Situated along a cul-de-sac, the house’s irregular shaped 498 sq.m. lot has a narrow 6.5 meter frontage, opening up to a wider area at the rear.
The starting point for the house design was to relate it to the cul-de-sac. A concaved façade became an apt physical strategy for the house’s front, thus welcoming the tightly-clustered yet highly-inclusive nature of houses that share the cul-de-sac. This curved gesture was then mirrored to the rear to relate towards a garden – a strategy to regain a feeling of expansiveness and relief, especially after going thru the constrictive experience of the narrow entry.
All spaces within the house are oriented towards this garden, ensuring a constant connection with the outdoors. Transitory spaces negotiate the interiors with the exterior in thru an expansive lanai at the ground, a balcony on the second floor, allowing the users to expand the spaces within, especially when guests and extended family come over, a practice common to Filipinos.
Basic passive cooling techniques are a constant in this house. The shallow-plan layout combined with full-height louvered windows ensure cross ventilation. Extra wide canopies prevent direct heat to infiltrate both the internal and external the spaces of the house.

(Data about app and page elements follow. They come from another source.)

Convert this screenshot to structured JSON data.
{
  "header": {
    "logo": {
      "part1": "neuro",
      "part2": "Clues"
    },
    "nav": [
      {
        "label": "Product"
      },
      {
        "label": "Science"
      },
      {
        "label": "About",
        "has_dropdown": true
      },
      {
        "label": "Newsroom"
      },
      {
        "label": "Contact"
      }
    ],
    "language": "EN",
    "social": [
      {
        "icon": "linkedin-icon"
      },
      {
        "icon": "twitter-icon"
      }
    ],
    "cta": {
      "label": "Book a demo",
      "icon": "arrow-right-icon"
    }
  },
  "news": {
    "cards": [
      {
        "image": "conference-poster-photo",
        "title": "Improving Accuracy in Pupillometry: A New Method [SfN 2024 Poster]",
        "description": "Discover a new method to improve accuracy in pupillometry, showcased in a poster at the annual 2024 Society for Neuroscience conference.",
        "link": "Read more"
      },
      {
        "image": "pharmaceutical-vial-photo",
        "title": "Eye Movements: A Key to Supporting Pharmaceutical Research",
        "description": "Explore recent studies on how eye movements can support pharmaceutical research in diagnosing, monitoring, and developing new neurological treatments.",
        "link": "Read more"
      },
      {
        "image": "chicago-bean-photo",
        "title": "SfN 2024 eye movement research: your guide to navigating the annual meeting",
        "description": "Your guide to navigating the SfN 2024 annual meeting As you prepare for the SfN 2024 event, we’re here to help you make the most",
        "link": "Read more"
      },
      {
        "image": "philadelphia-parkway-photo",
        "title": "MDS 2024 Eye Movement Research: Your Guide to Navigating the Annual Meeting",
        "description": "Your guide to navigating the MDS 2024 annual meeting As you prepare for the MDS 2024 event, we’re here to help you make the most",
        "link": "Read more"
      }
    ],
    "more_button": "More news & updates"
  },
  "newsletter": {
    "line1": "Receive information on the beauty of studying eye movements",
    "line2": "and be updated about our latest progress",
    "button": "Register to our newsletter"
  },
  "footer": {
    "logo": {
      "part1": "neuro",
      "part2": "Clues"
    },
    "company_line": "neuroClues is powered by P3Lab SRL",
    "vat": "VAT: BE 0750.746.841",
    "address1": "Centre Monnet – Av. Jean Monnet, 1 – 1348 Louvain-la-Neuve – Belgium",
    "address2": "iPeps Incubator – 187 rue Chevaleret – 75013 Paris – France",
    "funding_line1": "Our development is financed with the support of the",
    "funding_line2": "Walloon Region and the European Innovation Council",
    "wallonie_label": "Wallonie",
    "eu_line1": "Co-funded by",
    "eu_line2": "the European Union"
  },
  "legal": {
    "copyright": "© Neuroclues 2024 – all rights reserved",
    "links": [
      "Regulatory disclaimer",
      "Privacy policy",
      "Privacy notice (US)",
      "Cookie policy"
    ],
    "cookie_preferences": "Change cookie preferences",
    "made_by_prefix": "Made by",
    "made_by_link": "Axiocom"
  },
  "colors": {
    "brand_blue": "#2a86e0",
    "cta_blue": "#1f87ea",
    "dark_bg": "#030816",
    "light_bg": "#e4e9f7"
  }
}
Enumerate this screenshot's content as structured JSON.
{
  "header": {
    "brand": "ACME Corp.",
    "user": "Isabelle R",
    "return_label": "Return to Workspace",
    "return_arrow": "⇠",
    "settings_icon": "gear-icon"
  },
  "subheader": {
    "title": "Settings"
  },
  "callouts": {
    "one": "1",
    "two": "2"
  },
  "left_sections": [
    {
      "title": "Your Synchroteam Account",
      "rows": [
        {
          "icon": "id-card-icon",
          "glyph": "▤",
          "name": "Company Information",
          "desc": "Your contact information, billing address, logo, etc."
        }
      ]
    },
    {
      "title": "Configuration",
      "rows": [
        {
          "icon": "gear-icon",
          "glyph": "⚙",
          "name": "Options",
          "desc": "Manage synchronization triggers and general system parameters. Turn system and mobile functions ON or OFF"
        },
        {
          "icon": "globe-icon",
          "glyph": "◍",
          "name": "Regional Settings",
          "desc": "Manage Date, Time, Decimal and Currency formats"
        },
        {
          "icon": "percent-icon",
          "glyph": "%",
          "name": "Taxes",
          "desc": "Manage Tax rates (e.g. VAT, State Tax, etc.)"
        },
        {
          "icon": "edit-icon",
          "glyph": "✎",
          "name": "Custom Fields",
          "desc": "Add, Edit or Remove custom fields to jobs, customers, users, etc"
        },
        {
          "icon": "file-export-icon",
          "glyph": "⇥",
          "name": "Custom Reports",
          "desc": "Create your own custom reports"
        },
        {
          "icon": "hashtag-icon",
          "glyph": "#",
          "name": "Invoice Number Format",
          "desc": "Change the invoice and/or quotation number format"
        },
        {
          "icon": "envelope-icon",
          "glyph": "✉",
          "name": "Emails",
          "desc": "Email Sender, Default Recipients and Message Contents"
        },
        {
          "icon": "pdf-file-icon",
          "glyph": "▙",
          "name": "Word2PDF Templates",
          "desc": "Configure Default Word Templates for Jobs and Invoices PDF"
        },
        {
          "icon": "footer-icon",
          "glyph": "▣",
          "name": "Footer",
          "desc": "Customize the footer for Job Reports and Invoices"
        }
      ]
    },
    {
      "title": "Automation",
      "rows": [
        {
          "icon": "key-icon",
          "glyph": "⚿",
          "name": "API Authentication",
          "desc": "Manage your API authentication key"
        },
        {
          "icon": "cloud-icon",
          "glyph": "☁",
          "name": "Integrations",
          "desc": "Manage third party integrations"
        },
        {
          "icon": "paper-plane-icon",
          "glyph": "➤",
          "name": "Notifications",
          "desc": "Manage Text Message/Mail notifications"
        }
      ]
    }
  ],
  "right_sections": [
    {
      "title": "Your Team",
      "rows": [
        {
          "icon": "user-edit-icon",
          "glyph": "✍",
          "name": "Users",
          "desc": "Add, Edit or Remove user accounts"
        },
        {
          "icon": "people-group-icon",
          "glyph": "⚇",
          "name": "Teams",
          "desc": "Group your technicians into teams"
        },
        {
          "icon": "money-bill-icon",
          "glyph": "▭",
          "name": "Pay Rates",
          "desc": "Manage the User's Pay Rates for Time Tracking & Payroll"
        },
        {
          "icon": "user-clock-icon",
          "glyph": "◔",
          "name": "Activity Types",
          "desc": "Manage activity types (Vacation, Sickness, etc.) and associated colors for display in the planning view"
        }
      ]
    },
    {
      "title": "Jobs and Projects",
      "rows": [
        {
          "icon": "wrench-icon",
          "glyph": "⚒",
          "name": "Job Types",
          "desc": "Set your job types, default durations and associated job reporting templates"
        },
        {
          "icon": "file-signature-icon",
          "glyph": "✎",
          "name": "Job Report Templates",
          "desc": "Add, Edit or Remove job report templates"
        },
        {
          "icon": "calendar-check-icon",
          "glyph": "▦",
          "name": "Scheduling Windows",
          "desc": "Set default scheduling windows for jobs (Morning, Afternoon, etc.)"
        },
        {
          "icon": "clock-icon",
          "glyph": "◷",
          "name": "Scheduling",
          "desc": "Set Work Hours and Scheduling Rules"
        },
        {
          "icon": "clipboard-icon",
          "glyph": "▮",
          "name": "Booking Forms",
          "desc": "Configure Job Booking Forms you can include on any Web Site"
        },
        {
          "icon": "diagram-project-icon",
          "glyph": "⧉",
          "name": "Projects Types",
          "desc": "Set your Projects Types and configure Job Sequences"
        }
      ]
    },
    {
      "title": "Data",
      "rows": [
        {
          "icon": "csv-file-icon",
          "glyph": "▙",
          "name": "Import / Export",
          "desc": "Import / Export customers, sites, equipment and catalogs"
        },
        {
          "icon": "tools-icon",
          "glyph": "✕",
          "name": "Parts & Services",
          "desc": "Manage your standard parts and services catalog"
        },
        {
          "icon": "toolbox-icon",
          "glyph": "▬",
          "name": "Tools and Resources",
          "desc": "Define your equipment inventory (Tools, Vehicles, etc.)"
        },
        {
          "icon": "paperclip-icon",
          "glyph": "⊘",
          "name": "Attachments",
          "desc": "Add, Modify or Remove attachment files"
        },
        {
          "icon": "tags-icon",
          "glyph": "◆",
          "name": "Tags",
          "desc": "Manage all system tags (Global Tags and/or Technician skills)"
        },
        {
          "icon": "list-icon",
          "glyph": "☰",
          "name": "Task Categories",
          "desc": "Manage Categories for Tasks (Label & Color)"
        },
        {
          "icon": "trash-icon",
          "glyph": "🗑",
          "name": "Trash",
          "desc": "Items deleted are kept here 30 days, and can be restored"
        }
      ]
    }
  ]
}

A horizontally slatted sun-screen functions similarly, while providing privacy for the spaces within.
To unify the architecture, a free-flowing curved language was used to negotiate contrasting elements such as surfaces (vertical vs. horizontal), function (canopy vs. column), and spaces (indoor vs. outdoor); resulting in a dynamic yet meticulous architectural composition.
Project Team : Principal Architect – Jason Buensalido; Lead Project Architect – Jerome Bautista, Technical Innovations Architect – Ed Canda